The novel “Balzac and the Little Chinese Seamstress” by Dai Sijie is a moving testament to the universal importance of storytelling and literature. It encompasses the transformative power of storytelling as one of its major themes. The Narrator early on delineates Luo’s capacity for relaying stories as a “marginal” (p.18) talent; he is convinced that it is not a way of becoming “one of the three in a thousand” who are at some point allowed to return home. In his opinion (p.18)”modern societies…have done away with the old storytellers” (p.18). This point of view is drastically refuted over the course of the novel.
Regardless of ethnicities, ideologies, or other self imposed human concepts, there remains an innate longing for stories.

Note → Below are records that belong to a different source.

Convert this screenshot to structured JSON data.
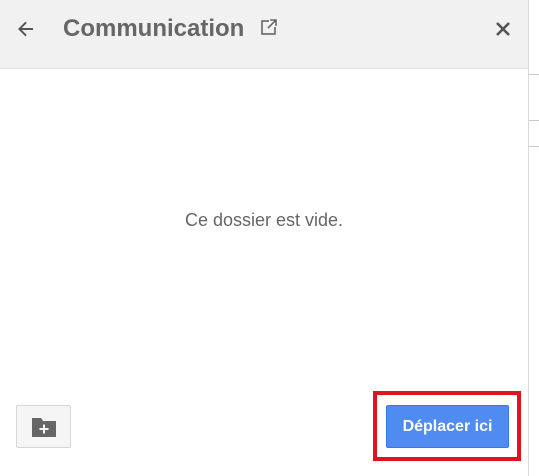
{
  "dialog": {
    "title": "Communication",
    "empty_message": "Ce dossier est vide.",
    "move_button_label": "Déplacer ici",
    "icons": {
      "back": "arrow-left-icon",
      "open_external": "open-in-new-icon",
      "close": "close-icon",
      "new_folder": "folder-plus-icon"
    },
    "colors": {
      "header_bg": "#f1f1f1",
      "primary_button": "#4f8bf0",
      "highlight": "#e0141e",
      "text": "#666666"
    }
  }
}
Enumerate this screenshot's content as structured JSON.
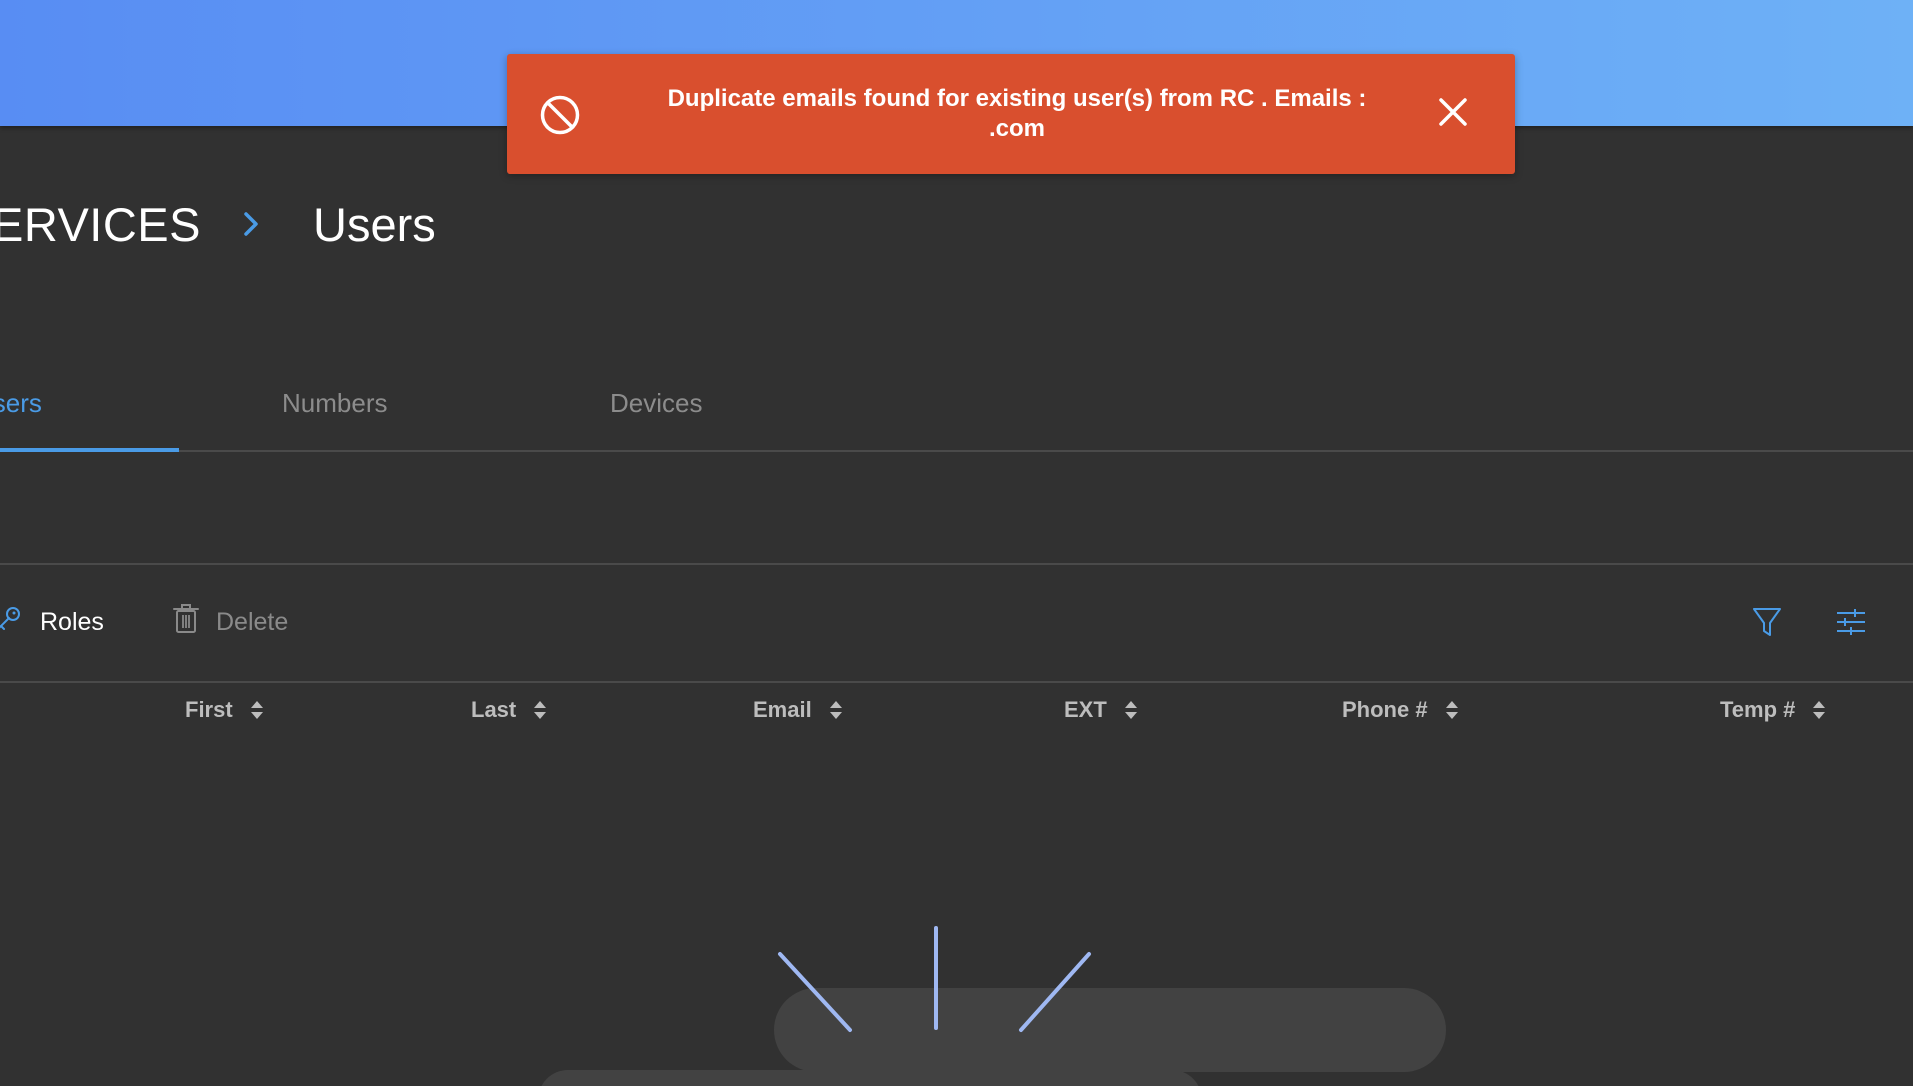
{
  "breadcrumb": {
    "parent": "ERVICES",
    "current": "Users"
  },
  "tabs": [
    {
      "label": "Users",
      "active": true
    },
    {
      "label": "Numbers",
      "active": false
    },
    {
      "label": "Devices",
      "active": false
    }
  ],
  "toolbar": {
    "roles_label": "Roles",
    "delete_label": "Delete",
    "filter_icon": "filter-icon",
    "columns_icon": "sliders-icon"
  },
  "table": {
    "columns": [
      "First",
      "Last",
      "Email",
      "EXT",
      "Phone #",
      "Temp #"
    ]
  },
  "toast": {
    "line1": "Duplicate emails found for existing user(s) from RC . Emails :",
    "line2": ".com",
    "icon": "prohibited-icon",
    "close_icon": "close-icon"
  },
  "colors": {
    "banner_start": "#588df3",
    "banner_end": "#6eb1f6",
    "background": "#313131",
    "accent": "#4a9be6",
    "toast": "#d94f2e"
  }
}
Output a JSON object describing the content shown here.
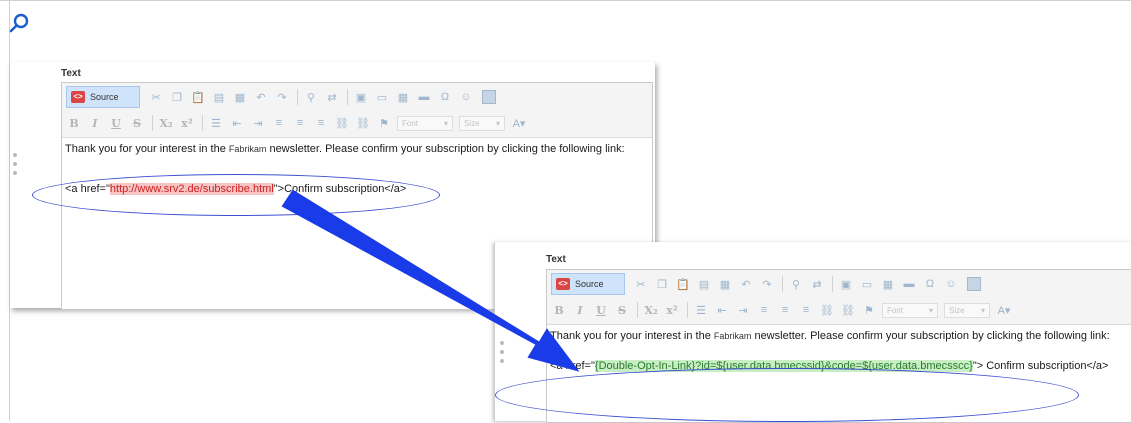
{
  "editors": [
    {
      "label": "Text",
      "toolbar": {
        "source_label": "Source",
        "font_placeholder": "Font",
        "size_placeholder": "Size"
      },
      "content": {
        "text_before_brand": "Thank you for your interest in the ",
        "brand": "Fabrikam",
        "text_after_brand": " newsletter. Please confirm your subscription by clicking the following link:",
        "code_prefix": "<a href=\"",
        "code_url": "http://www.srv2.de/subscribe.html",
        "code_suffix": "\">Confirm subscription</a>"
      }
    },
    {
      "label": "Text",
      "toolbar": {
        "source_label": "Source",
        "font_placeholder": "Font",
        "size_placeholder": "Size"
      },
      "content": {
        "text_before_brand": "Thank you for your interest in the ",
        "brand": "Fabrikam",
        "text_after_brand": " newsletter. Please confirm your subscription by clicking the following link:",
        "code_prefix": "<a href=\"",
        "code_url": "{Double-Opt-In-Link}?id=${user.data.bmecssid}&code=${user.data.bmecsscc}",
        "code_suffix": "\"> Confirm subscription</a>"
      }
    }
  ],
  "icons": {
    "zoom": "magnifier-icon",
    "arrow": "arrow-icon"
  },
  "colors": {
    "annotation_blue": "#1a3be8",
    "highlight_red": "#f6c4c4",
    "highlight_green": "#c8efc4"
  }
}
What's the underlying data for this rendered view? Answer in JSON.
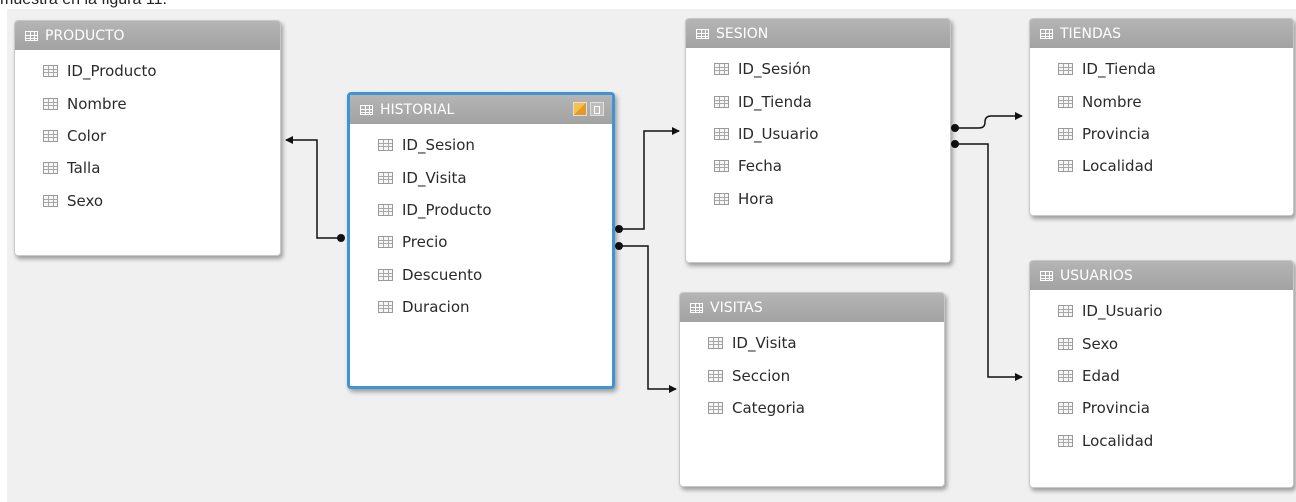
{
  "caption": "muestra en la figura 11.",
  "tables": {
    "producto": {
      "title": "PRODUCTO",
      "fields": [
        "ID_Producto",
        "Nombre",
        "Color",
        "Talla",
        "Sexo"
      ]
    },
    "historial": {
      "title": "HISTORIAL",
      "fields": [
        "ID_Sesion",
        "ID_Visita",
        "ID_Producto",
        "Precio",
        "Descuento",
        "Duracion"
      ]
    },
    "sesion": {
      "title": "SESION",
      "fields": [
        "ID_Sesión",
        "ID_Tienda",
        "ID_Usuario",
        "Fecha",
        "Hora"
      ]
    },
    "visitas": {
      "title": "VISITAS",
      "fields": [
        "ID_Visita",
        "Seccion",
        "Categoria"
      ]
    },
    "tiendas": {
      "title": "TIENDAS",
      "fields": [
        "ID_Tienda",
        "Nombre",
        "Provincia",
        "Localidad"
      ]
    },
    "usuarios": {
      "title": "USUARIOS",
      "fields": [
        "ID_Usuario",
        "Sexo",
        "Edad",
        "Provincia",
        "Localidad"
      ]
    }
  },
  "relationships": [
    {
      "from": "HISTORIAL",
      "to": "PRODUCTO"
    },
    {
      "from": "HISTORIAL",
      "to": "SESION"
    },
    {
      "from": "HISTORIAL",
      "to": "VISITAS"
    },
    {
      "from": "SESION",
      "to": "TIENDAS"
    },
    {
      "from": "SESION",
      "to": "USUARIOS"
    }
  ],
  "colors": {
    "header": "#a8a8a8",
    "selected_border": "#3d95d6",
    "canvas": "#f0f0f0"
  }
}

The best examples are to be found among the youngest of us, which are yet untainted by the mores of their respective societies. To them a night time story is something utterly essential. Motives behind this yearning for tales span across cultures and history, as they are rooted deep inside the human nature. Since the dawn of history, humans have relied on stories in one form or another, religion being one example, to explain to them the mysterious cosmos. Nowadays science is arguably displacing stories from that position and yet they remain indispensable. They convey moral messages, values and ideals in an intelligible way which can metamorphose people.
Having had the ‘Count of Monte Cristo’ relayed to him, the Tailor gains a slight air of sophistication and it begins to influence the clothes he makes, “sailor tops with square collars” (p.127).
“…with these books I shall transform the Little Chinese Seamstress. She’ll never be a simple mountain girl again” (p.100).By the end of her “Balzacian re-education” (p.180) she surpasses the boys and astonishes them by turning her back on them in search of a more civilized lifestyle; “She said that she learned one thing from Balzac: that a woman’s beauty is a treasure beyond price”...